Part III focuses on two areas that merit careful consideration concerning the role of general counsel in the struggle to promote corporate integrity and professional responsibility. The first section advocates caution with respect to the increasingly popular practice of retaining separate "independent" counsel to handle various corporate legal matters. Overuse of this device wastes resources, and, more importantly, threatens to undermine the authority and effectiveness of general counsel. Consequently, the article suggests consideration of an ethical rule pertaining to coordination of counsel absent extraordinary circumstances.
The second section of Part III turns to the critical need for ongoing attention to the relationship between general counsel and corporate directors. Lawyers and business managers alike need standards applicable to the intersection of their roles, both as a basis for guidance and as a source of authority to invoke as a bulwark against countervailing pressures that assault integrity and professionalism. Accordingly, standards pertaining to general counsel attendance at board meetings and ongoing communication with independent directors have a great deal of merit. In addition, this article proposes a standard requiring chief legal officers to report to directors on the resignation or termination of in-house lawyers or outside counsel handling significant matters for a company and the reasons therefore.

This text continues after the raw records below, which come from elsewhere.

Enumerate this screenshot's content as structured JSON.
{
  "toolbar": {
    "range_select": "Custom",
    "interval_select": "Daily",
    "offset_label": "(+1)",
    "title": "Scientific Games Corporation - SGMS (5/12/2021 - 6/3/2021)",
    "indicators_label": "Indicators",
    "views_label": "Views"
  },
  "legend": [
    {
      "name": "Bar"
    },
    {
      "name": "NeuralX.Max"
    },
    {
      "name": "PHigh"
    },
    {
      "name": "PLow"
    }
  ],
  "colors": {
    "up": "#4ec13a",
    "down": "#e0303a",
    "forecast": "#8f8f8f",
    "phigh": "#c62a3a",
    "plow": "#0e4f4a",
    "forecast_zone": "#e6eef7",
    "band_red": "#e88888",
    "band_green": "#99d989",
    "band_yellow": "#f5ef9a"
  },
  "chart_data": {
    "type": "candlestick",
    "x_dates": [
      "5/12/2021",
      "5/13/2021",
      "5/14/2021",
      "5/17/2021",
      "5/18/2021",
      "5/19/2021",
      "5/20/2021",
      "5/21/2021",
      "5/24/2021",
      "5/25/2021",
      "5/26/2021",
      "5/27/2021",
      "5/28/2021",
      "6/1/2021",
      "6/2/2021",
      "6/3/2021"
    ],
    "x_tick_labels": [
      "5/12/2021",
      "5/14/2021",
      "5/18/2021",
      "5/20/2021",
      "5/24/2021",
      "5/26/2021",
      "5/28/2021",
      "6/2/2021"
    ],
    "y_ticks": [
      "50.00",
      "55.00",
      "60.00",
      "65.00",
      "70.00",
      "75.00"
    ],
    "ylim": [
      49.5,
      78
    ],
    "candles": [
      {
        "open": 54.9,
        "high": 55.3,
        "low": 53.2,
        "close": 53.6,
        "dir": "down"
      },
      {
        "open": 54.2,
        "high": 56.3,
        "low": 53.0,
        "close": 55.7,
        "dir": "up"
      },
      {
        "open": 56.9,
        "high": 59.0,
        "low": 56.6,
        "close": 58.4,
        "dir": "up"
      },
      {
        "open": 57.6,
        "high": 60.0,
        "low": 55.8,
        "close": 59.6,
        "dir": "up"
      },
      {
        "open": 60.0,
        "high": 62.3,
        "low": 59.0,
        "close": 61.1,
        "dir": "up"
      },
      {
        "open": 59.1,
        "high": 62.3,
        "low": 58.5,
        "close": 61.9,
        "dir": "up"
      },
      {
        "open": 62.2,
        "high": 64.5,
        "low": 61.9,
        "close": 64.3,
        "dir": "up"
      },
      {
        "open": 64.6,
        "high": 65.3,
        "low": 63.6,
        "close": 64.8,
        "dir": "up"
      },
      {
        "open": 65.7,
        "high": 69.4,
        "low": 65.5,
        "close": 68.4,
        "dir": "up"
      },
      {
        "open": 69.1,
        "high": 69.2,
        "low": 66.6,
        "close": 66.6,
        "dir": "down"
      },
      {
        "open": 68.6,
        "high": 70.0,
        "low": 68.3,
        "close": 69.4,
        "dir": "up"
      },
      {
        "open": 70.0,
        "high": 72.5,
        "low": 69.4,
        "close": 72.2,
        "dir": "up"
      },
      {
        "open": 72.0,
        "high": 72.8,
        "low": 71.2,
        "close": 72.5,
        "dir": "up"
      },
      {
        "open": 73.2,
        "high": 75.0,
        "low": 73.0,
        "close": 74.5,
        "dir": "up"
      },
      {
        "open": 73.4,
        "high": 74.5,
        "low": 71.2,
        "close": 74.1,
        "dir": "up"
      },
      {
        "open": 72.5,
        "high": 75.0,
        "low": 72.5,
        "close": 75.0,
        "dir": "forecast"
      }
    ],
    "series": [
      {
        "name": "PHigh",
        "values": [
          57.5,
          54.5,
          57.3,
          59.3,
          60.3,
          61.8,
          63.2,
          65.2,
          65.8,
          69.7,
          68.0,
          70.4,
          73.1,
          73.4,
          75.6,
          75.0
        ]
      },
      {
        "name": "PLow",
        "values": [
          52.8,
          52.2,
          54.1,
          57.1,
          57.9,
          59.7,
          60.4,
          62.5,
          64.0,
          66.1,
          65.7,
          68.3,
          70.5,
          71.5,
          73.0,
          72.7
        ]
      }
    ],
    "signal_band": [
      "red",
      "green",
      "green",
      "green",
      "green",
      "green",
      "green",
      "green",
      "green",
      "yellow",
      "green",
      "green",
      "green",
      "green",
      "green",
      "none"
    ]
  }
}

Sarah Helene Duggin, The Pivotal Role of the Corporate General Counsel in Promoting Corporate Integrity and Professional Responsibility, 51 ST. LOUIS U. L J. 989 (2007).